It’s no secret that when restaurant dining gets too expensive, people tend to cut back and start cooking at home a little more often. But what exactly is “too expensive”? It’s hard to imagine the level of price increase that would keep me away from an order of fried pickles and chicken wings, but as Restaurant Business reports, a recent study from consulting firm Revenue Management Solutions seems to have found the consumer breaking point.
Because inflation is driving operating costs higher and restaurants lean on repeat business to weather the storm, more popular chains than ever have begun rolling out loyalty programs (or revamping their existing ones).

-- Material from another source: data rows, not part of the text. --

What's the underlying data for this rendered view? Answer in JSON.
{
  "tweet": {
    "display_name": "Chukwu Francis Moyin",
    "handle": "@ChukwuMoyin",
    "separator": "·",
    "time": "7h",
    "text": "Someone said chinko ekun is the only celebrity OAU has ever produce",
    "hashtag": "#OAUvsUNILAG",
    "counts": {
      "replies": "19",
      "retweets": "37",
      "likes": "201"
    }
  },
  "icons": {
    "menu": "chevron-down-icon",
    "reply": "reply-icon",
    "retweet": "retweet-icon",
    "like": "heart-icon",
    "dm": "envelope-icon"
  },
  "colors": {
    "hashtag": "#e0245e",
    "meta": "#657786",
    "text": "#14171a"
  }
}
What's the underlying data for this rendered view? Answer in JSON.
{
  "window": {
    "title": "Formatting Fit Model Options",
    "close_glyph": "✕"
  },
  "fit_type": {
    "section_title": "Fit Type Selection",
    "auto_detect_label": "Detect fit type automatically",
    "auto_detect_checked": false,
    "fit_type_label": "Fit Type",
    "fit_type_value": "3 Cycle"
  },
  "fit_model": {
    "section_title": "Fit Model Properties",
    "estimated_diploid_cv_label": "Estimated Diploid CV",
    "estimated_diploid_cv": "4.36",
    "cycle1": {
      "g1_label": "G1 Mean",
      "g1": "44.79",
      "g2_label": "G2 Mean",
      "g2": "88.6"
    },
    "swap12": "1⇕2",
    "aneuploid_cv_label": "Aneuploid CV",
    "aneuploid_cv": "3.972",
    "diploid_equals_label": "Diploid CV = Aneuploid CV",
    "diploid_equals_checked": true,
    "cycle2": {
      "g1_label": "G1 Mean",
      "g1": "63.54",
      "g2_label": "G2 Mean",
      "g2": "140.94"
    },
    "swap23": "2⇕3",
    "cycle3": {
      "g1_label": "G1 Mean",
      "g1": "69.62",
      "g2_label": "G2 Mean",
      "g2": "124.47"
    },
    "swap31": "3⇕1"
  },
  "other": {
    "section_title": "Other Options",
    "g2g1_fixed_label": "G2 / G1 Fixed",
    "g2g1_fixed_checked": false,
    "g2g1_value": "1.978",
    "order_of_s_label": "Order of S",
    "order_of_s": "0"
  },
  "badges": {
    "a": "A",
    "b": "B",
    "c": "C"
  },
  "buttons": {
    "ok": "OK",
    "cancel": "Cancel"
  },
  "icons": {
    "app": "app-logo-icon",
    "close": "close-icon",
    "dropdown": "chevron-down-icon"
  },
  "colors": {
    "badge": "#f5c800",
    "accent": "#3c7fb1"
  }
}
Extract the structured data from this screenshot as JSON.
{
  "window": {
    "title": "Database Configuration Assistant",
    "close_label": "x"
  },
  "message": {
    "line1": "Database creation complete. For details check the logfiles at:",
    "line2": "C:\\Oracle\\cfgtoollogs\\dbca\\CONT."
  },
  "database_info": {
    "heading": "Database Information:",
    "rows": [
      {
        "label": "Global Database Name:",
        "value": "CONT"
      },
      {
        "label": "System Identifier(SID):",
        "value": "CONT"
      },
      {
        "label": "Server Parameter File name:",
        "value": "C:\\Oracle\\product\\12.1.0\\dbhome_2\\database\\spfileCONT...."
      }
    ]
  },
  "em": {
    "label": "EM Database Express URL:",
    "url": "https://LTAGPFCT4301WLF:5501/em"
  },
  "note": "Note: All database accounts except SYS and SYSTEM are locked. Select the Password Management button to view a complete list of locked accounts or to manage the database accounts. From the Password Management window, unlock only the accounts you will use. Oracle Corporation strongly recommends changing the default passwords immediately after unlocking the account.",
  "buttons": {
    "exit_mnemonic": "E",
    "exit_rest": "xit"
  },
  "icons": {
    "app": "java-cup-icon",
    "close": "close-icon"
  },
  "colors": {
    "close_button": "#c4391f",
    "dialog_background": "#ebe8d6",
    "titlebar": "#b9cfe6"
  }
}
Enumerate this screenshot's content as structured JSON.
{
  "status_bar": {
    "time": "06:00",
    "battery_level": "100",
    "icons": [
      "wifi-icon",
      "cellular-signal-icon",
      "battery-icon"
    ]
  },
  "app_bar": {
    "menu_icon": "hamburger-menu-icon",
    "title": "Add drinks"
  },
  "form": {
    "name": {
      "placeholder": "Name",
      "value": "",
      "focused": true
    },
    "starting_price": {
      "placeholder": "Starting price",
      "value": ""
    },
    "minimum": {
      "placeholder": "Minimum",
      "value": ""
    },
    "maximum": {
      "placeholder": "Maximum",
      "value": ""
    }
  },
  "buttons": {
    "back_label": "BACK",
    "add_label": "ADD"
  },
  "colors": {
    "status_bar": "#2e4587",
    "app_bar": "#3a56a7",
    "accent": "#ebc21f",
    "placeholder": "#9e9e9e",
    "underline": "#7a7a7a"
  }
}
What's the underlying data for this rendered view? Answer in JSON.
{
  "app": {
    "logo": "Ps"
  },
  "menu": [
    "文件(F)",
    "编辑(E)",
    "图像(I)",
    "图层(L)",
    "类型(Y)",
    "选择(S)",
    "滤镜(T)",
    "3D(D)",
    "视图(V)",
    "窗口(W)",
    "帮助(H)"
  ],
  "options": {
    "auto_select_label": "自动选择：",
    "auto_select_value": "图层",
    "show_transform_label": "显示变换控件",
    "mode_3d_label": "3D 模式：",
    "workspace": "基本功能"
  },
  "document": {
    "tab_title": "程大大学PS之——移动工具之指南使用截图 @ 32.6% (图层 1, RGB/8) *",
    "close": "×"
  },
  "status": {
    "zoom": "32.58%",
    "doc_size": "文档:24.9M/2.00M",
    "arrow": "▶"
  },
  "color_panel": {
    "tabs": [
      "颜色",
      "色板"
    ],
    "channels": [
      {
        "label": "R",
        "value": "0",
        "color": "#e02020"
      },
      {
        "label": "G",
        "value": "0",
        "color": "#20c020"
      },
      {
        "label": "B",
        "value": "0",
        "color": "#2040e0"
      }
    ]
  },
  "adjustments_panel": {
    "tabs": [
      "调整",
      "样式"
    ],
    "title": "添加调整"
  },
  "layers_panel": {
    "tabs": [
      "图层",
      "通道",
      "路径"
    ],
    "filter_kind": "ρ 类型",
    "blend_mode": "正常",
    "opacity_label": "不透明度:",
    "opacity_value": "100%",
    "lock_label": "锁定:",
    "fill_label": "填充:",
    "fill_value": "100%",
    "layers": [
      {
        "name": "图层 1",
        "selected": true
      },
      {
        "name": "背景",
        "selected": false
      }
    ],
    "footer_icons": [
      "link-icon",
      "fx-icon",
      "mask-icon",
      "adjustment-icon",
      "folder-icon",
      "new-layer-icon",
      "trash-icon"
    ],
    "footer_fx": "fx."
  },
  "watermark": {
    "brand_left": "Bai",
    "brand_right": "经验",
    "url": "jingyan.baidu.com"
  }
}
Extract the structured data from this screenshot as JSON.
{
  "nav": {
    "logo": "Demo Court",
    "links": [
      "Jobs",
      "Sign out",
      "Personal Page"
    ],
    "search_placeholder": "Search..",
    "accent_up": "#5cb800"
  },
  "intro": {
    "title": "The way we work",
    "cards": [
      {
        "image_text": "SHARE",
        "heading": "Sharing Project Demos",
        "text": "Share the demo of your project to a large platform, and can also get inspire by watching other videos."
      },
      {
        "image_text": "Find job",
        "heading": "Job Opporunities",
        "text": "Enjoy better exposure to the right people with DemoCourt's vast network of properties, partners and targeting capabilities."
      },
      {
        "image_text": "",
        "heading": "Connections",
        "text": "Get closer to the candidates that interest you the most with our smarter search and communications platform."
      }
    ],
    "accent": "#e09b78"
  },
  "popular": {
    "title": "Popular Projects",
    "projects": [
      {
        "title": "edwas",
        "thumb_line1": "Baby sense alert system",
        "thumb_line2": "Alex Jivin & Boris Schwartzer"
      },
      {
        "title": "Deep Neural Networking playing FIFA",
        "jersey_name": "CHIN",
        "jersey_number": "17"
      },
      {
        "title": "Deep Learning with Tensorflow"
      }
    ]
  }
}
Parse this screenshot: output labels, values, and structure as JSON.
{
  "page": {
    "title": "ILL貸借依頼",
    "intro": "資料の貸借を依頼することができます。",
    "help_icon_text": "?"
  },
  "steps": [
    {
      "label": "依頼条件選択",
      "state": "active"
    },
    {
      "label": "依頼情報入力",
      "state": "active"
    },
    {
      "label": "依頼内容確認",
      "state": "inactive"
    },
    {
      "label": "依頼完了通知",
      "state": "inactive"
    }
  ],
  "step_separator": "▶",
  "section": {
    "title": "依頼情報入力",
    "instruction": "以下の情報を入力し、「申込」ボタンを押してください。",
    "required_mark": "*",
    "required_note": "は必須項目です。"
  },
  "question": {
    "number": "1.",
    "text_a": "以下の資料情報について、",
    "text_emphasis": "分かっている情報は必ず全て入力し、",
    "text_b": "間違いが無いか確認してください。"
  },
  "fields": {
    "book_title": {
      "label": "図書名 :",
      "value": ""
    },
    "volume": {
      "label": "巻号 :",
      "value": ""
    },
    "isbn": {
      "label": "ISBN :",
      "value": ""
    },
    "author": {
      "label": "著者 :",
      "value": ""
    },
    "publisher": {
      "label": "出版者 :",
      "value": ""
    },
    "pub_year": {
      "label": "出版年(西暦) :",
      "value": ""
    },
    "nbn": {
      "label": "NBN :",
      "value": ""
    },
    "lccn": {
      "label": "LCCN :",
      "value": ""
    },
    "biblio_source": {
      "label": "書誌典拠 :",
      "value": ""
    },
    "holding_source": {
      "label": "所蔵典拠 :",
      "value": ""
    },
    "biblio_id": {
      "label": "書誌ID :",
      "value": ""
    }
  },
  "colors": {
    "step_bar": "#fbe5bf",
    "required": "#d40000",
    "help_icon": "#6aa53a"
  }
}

Chipotle recently changed its program in a way that requires loyalty customers to spend more than they previously had to in order to earn “free” food. It used to cost Chipotle rewards members $140 to get to a free item; now it costs $162.50. Dunkin’ is also in the process of reworking its loyalty program. Previously, Dunkin’ Perks members could earn a free drink after spending $40. Under the new Dunkin’ Rewards, a free drink costs $50 in purchases.
We all have a certain tolerance for price increases. A couple bucks here or a little shrinkflation there won’t keep some of us from treating ourselves to the foods and snacks we love. Yet after analyzing in-store price increases for 25,000 locations, Revenue Management Solutions found that if a restaurant increases its prices by more than 10%-13%, it will basically be sending customers out the door.
Although consumer perception of inflation is currently worse than what the actual figures indicate, that doesn’t mean the impact is any less real. The consulting firm also surveyed consumers, 45% of whom said they are currently choosing to eat out less; others said they’re ordering less expensive items or dining at more affordable locations. Generally, consumers’ immediate response to rising costs is to cut back, search for deals, and/or avoid unnecessary spending. From a restaurant’s perspective, the only way to offset the rising cost of ingredients and labor is to increase prices—but only by so much, because patrons aren’t earning more to keep pace with the added spending. Inflation puts everyone in a tough spot.